(Items from an interface collection)

============================================================

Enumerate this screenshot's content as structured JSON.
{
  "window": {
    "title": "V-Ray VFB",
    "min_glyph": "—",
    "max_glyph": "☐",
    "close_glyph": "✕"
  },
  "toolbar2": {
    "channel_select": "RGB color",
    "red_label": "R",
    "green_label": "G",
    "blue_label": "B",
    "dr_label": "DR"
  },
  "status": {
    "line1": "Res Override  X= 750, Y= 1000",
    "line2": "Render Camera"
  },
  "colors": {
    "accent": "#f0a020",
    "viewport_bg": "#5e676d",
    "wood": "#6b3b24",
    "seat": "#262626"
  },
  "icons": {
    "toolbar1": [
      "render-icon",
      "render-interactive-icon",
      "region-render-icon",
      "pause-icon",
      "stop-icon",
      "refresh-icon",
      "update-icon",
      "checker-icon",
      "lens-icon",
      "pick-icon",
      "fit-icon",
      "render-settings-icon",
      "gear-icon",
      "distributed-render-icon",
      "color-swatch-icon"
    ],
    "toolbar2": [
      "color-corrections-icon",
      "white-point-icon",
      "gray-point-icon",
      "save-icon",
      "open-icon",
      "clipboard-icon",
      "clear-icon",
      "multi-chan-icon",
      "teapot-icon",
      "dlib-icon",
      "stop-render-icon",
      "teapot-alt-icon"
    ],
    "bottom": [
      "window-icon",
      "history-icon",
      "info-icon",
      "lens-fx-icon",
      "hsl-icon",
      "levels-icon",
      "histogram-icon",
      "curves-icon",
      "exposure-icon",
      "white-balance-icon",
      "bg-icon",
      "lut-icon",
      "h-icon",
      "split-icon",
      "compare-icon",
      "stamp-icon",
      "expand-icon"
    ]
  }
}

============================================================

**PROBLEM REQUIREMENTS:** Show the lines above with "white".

**SOLUTION TO THIS PROBLEM:**
      "white-point-icon",
      "white-balance-icon",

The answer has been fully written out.